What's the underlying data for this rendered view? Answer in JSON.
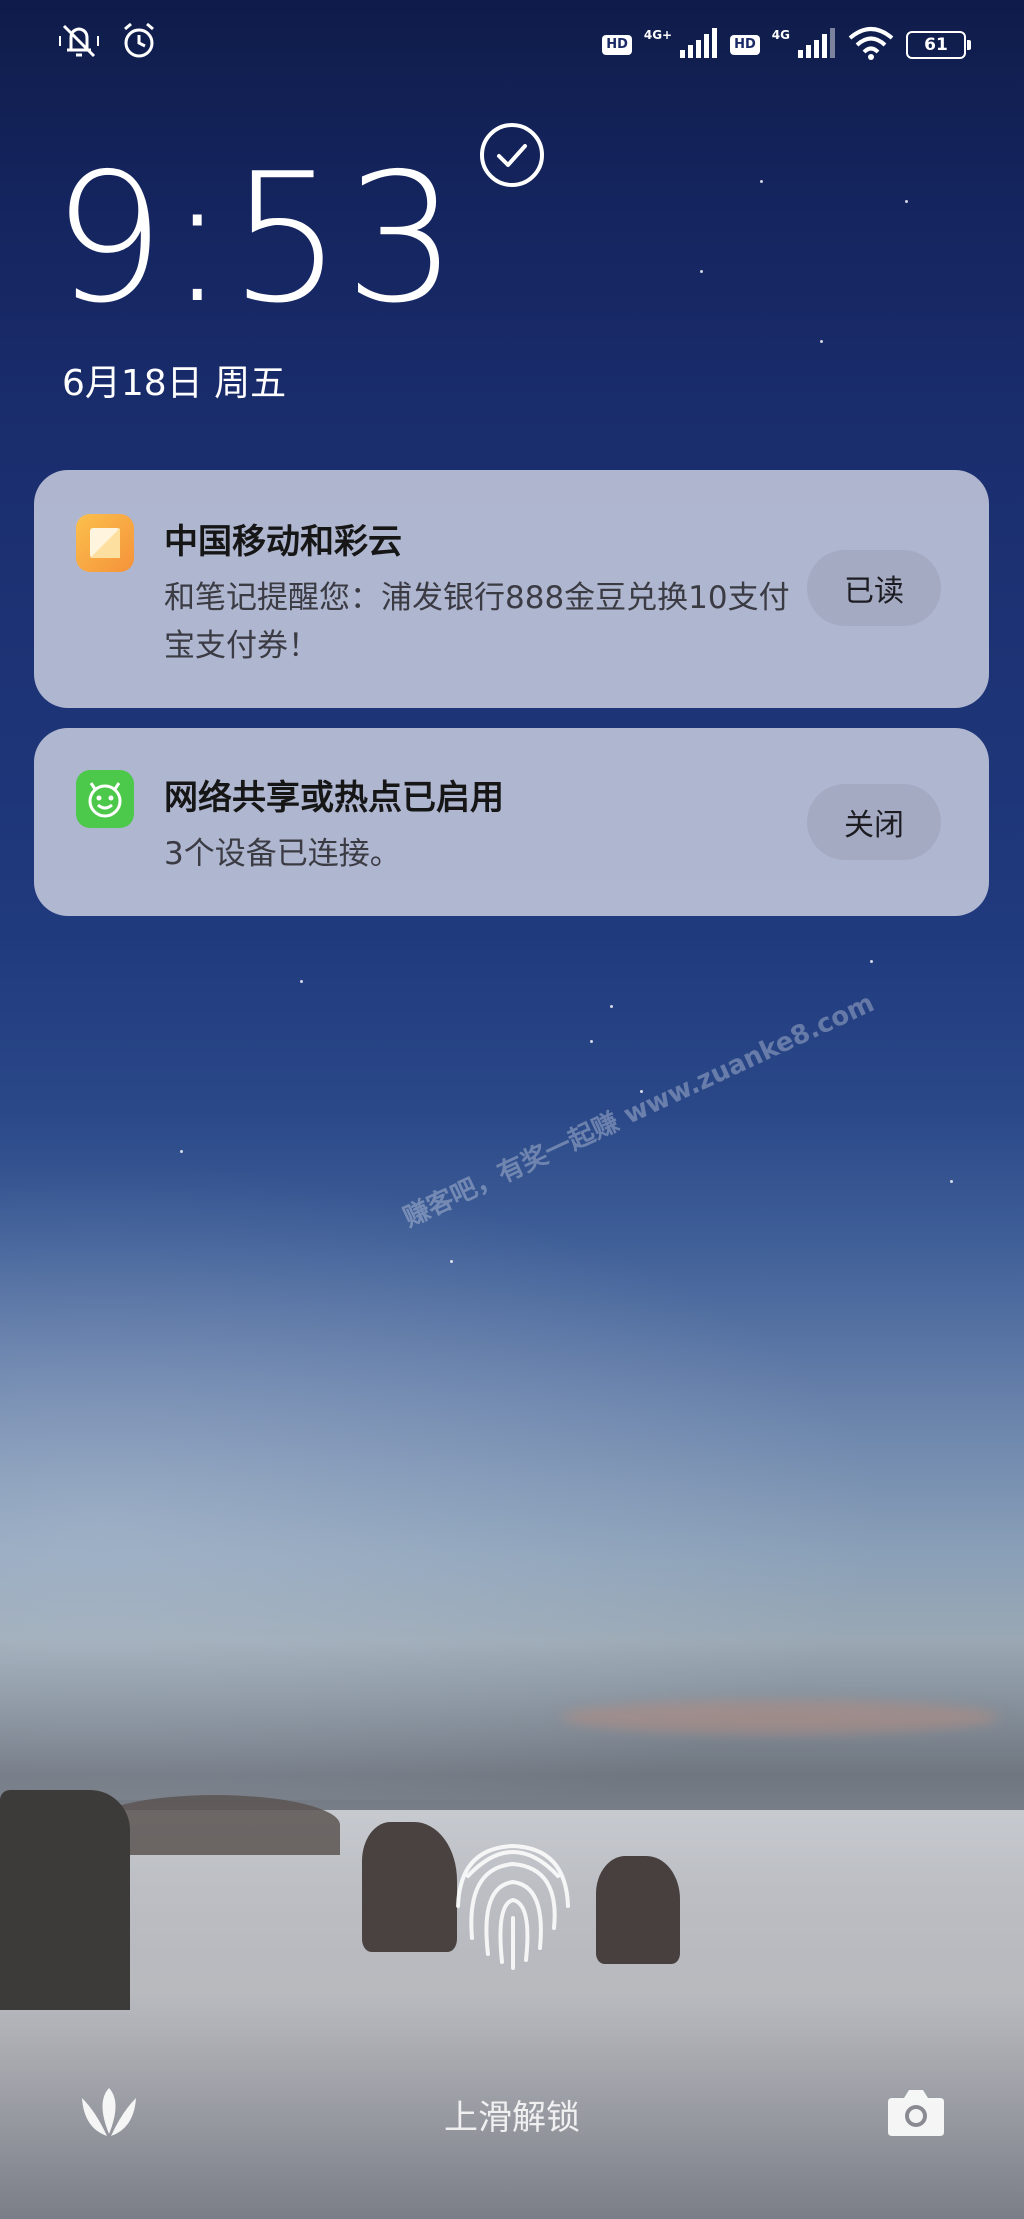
{
  "status_bar": {
    "network_hd_1": "HD",
    "network_type_1": "4G+",
    "network_hd_2": "HD",
    "network_type_2": "4G",
    "battery_level": "61"
  },
  "lock_screen": {
    "time": "9:53",
    "date": "6月18日 周五",
    "unlock_hint": "上滑解锁",
    "watermark": "赚客吧，有奖一起赚 www.zuanke8.com"
  },
  "notifications": [
    {
      "app_icon": "notes-app-icon",
      "title": "中国移动和彩云",
      "body": "和笔记提醒您：浦发银行888金豆兑换10支付宝支付券！",
      "action": "已读",
      "icon_color": "#f7a63a"
    },
    {
      "app_icon": "hotspot-app-icon",
      "title": "网络共享或热点已启用",
      "body": "3个设备已连接。",
      "action": "关闭",
      "icon_color": "#4cc94a"
    }
  ]
}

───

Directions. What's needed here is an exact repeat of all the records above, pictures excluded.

Your response.
What's the underlying data for this rendered view? Answer in JSON.
{
  "status_bar": {
    "network_hd_1": "HD",
    "network_type_1": "4G+",
    "network_hd_2": "HD",
    "network_type_2": "4G",
    "battery_level": "61"
  },
  "lock_screen": {
    "time": "9:53",
    "date": "6月18日 周五",
    "unlock_hint": "上滑解锁",
    "watermark": "赚客吧，有奖一起赚 www.zuanke8.com"
  },
  "notifications": [
    {
      "app_icon": "notes-app-icon",
      "title": "中国移动和彩云",
      "body": "和笔记提醒您：浦发银行888金豆兑换10支付宝支付券！",
      "action": "已读",
      "icon_color": "#f7a63a"
    },
    {
      "app_icon": "hotspot-app-icon",
      "title": "网络共享或热点已启用",
      "body": "3个设备已连接。",
      "action": "关闭",
      "icon_color": "#4cc94a"
    }
  ]
}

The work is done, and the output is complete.